I have interviewed two former ICBM launch officers, Jay Earnshaw and Richard Tashner, who were on duty during that event, at underground Launch Control Capsules, who confirm the sightings. Earnshaw said that the aerial objects were “oblong or, from the correct perspective, disc-like.” He added, “We got reports from our security people that there were objects in the sky stacked up, one on top of the other, just hovering there. The Russians sure didn’t have the capability to do that…I am one who believes that we are not the only ones in the universe and, well, I think someone might have been interested in what we were doing at our [nuclear missile] sites. I wasn’t one of the witnesses to these events, because I was underground in the capsule, but my second-hand information from the security people up above was that the objects were really there.”
The October 2010 Event
Upon learning of the October 23, 2010 incident at F.E. Warren, I wondered if the official Air Force explanation—of a computer glitch—were actually true. Given my research relating to similar large-scale missile malfunctions at other USAF bases, the thought that something more esoteric had been involved was unavoidable. But I did not want to jump to conclusions. However, although a definitive, documented link with the communications disruption remains elusive, it can now be said that a UFO presence was indeed observed by several persons working in the F.E. Warren missile field on that date and the following day.

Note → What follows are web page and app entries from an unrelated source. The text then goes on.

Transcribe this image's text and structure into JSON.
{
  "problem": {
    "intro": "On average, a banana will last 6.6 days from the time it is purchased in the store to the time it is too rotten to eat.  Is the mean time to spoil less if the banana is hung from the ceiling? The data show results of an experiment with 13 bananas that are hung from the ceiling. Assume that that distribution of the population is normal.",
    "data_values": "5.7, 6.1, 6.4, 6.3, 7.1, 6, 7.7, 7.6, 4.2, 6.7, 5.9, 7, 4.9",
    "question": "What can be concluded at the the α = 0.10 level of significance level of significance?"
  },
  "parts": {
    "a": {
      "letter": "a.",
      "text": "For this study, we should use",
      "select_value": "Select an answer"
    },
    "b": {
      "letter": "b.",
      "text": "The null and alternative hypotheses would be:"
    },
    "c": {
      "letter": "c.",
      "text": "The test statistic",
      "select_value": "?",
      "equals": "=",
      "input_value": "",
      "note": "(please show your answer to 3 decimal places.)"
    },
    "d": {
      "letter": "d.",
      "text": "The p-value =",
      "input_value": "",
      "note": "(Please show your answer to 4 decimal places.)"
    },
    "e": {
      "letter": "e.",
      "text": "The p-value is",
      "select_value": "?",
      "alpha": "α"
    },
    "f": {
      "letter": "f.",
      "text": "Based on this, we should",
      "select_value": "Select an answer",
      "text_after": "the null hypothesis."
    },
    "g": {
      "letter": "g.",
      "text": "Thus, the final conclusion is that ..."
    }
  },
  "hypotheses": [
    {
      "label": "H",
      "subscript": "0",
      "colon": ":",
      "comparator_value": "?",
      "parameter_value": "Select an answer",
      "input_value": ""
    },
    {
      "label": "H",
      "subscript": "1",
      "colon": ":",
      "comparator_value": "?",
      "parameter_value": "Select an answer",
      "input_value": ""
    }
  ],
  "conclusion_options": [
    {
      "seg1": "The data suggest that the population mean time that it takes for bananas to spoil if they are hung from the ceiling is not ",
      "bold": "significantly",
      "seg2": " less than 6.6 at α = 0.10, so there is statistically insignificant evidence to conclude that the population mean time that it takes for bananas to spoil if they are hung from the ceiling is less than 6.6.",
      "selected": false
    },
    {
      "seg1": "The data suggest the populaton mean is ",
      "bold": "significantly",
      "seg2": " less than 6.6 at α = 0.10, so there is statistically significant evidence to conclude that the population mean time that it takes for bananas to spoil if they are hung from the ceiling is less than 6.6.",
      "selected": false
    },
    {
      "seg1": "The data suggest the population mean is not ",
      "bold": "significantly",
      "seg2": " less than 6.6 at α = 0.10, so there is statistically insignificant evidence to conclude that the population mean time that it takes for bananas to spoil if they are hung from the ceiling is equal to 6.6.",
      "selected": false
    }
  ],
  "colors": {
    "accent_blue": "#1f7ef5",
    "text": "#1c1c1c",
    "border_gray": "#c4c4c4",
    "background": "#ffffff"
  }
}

In addition to the military reports I have received, there is also persuasive testimony from a number of civilian witnesses relating to ongoing UFO activity within F.E. Warren’s huge missile field that sprawls across the tri-state convergence of southeast Wyoming, southwest Nebraska and northeast Colorado. Between late September 2010 and early April 2011, there were credible reports of cigar, cylinder, spherical and triangular-shaped objects maneuvering near and hovering low over various missile silos in Banner, Kimball, Cheyenne and Morrill Counties in Nebraska. Other sightings occurred in Laramie County, Wyo., north and east of Cheyenne.
Some of those accounts were forwarded to me by law enforcement personnel who I had first contacted in early November; others resulted from media coverage of my four-day visit to the region a month later, during which I gave interviews to two local newspapers and one radio station, asking sighting witnesses to contact me at my email address, firstname.lastname@example.org.
During those interviews, I deliberately did not mention some of the specifics in the reports already in my possession so as to minimize the potential for false leads from hoaxers, who might try to weave already-published details into their own fictional tales to make them conform to earlier testimony.
In any case, among the reports that came in over a several-week period are the following. Witness A, who lives on the east side of Sidney, Nebraska, emailed me on December 16th and wrote:
…It was late September or early October. It was a little chilly out. I had taken a blanket and gone out and sat on my patio…a partly cloudy evening and there was a full moon. That was why I had gone out, because the moon was so big and yellow and very bright in the eastern sky. I sat outside…I dozed off for a few minutes. When I opened my eyes, I looked above me and there was an object…